---------- DATA
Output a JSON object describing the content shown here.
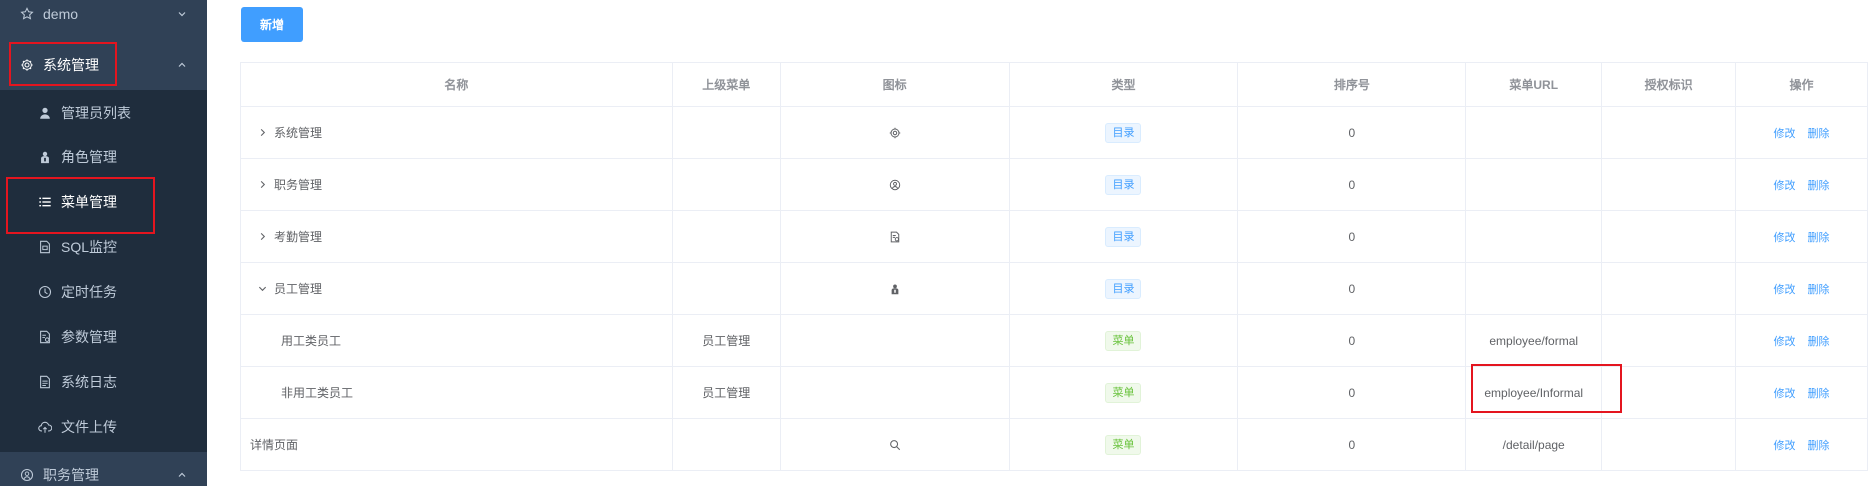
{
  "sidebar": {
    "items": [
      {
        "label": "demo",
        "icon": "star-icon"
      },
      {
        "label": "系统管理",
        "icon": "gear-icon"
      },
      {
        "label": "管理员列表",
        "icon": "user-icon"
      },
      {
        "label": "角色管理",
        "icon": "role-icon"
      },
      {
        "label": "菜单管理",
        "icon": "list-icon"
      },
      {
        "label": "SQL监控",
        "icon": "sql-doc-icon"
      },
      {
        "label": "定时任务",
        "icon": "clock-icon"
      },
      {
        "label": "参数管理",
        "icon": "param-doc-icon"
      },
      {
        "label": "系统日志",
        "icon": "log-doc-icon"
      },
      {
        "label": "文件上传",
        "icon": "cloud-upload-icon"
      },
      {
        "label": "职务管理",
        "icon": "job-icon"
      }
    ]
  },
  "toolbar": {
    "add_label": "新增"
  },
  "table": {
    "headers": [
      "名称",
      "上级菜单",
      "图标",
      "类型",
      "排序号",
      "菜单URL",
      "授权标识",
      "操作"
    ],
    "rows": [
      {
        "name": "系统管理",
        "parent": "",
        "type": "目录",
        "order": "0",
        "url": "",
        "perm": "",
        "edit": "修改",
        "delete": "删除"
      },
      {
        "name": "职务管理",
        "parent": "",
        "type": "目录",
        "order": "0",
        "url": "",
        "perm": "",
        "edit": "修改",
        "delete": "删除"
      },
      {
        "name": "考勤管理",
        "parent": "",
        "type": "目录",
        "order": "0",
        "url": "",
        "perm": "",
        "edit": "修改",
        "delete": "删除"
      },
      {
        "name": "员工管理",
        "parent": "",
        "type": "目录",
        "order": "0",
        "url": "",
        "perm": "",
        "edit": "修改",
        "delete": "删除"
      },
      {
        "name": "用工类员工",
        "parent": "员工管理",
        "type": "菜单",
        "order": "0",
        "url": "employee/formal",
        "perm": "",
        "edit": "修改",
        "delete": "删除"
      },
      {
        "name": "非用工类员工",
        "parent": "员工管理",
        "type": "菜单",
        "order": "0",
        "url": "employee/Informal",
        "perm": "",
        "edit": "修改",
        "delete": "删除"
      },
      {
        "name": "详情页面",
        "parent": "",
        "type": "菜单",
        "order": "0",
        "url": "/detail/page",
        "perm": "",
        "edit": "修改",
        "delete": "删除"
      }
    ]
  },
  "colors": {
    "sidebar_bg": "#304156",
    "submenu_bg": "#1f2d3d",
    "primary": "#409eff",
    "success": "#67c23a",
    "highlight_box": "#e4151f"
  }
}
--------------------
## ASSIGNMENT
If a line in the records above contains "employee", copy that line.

## EXERCISE OUTPUT
        "url": "employee/formal",
        "url": "employee/Informal",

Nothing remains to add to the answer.